For their fourth knockout round in-a-row they defeated English competition, helped by Wesley Fofana being too busy reading a note to defend in the first leg.
Things didn't go much better for Frank Lampard's team in the second game either, and even before kick off it didn't look good, with the club forgetting to play the competition's anthem.
Some shocking defending meant that the west Londoners lost the second game, at Stamford Bridge, by the same 2-0 scoreline that they grabbed the first.
It wasn't even a vintage performance from the Spanish giants, who are attempting to increase their total of European titles to 15 this season.
They didn't have to get much further than second gear, and were pretty sloppy at times, but were always an arms length clear from Lampard's men.
And Ancelotti has now admitted that they practiced Fede Valverde shooting straight from kick off, the kind of thing you'd normally expect to see on your local pitch on a Sunday.

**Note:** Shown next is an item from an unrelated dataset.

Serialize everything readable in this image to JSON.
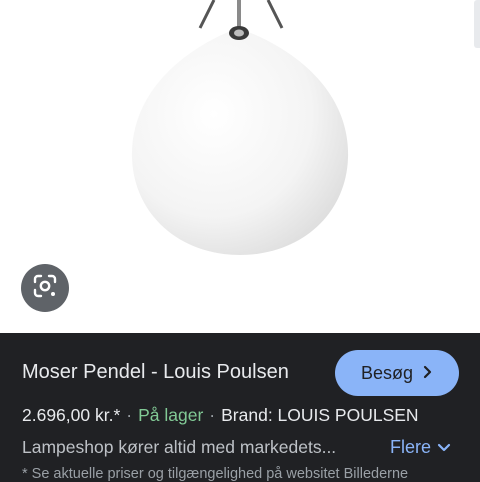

"We have seen in recent games that Kepa at the beginning of the game was on the penalty spot," the former Blues boss told MARCA about the tactic.
"We thought that with a long shot from Valverde, we could score.
"We tried to work a lot on set pieces, less defensively because we defend in the zone."
In the end, Valverde didn't actually attempt the long distance effort, presumably deciding that Kepa wasn't far enough of his line to shoot.
But it didn't matter at all, with Los Blancos progressing to the semi-finals, where they will meet Manchester City, for the second year in-a-row at that stage.
Whichever club gets to the final will be favourites, with the Milan derby on the other side of the draw, but fans won't be happy with how much they have to pay.
Once again, supporters have been short-changed with only 20,000 tickets for each club, and they'll have to pay upwards of €690 for the privilege of seeing their team.